The past and present of toilet paper

  Toilet paper is the “most essential necessity” that people use every day. Let’s take a look at the past and present of toilet paper.
  In 851 AD, an Arab tourist came to China and was curious to see that the Chinese wiped their filth with paper instead of water. Of course, the butt wipes at that time were very rough, and sanitation factors such as disinfection were not considered.
  By the beginning of the 14th century, in an area roughly equivalent to today’s Zhejiang Province, 10 million bales of straw paper were produced each year, with 1,000-10,000 sheets each.

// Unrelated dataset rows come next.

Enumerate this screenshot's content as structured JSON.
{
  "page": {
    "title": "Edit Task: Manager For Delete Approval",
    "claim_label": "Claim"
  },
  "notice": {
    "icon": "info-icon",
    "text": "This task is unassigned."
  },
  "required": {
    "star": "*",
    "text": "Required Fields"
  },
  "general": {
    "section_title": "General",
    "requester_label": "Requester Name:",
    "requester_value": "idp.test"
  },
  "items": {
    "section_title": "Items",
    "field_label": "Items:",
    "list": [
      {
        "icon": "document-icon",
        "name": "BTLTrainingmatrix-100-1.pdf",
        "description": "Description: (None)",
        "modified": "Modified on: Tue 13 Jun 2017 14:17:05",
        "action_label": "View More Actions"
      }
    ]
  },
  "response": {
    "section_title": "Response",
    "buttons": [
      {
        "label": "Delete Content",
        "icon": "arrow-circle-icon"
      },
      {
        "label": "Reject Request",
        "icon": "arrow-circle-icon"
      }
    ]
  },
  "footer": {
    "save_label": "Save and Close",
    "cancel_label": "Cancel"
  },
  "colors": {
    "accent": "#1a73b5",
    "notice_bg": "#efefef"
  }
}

  In 1393, the Nanjing Imperial Palace in the Ming Dynasty consumed 720,000 sheets of papyrus, each 90 cm long and 60 cm wide. When Zhu Yuanzhang, the emperor of the Ming Dynasty, the royal family used 15,000 sheets of softer straw paper, and also added spices.
  Modern commercial toilet paper was invented by American inventor Joseph C. Guyty. On December 8, 1857, Guyty produced branded toilet paper at 41 Ann Avenue in New York City. Guyty toilet paper comes in sheet form with aloe vera extract, which softens the paper, and costs $0.50 per pack of 500.
  The shape and size of sheet toilet paper was rectangular before 1999, 11 cm long and 10 cm wide; after 1999, it was changed to square, with a side length of 10 cm. At present, it has changed back to a rectangle, 10 cm long and 9.4 cm wide.
  On July 25, 1871, Seth Wheeler of Albany, New York, was the first to apply for a toilet paper roll in the United States. Wheeler also patented a toilet roll holder. This patented toilet paper is the commonly used roll paper. There is a core in the middle, that is, a hollow paper tube, on which the toilet paper is wound. The width of the toilet paper is about 10 cm, and a small hole is punched horizontally every about 11 cm, just like a postage stamp. That’s easy to tear apart.
  Toilet paper rolls come in a variety of sizes, but the most common is 10 cm wide and 12 cm in diameter. Usually, the higher the grade of the roll paper, the more layers, some as many as 6 layers, the more able to ensure its water absorption and toughness.
  On April 16, 2010, the US “National Geographic” magazine published an article saying that 27,000 trees are cut down every day to produce 83 million rolls of toilet paper.
  Consumption of toilet paper has soared, in part because it is being used for other purposes, such as wiping off oil. According to the October 5, 2018 data from Germany’s “Consumer Market Outlook”, Americans use the most toilet paper, with an average of 141 rolls of toilet paper per American per year, far more than other countries. The average number of toilet paper consumption per person per year in some other countries is 134 rolls in Germany, 127 in the UK, 91 in Japan, 88 in Australia, 81 in Spain, 71 in France, 70 in Italy, 49 in China and 38 in Brazil.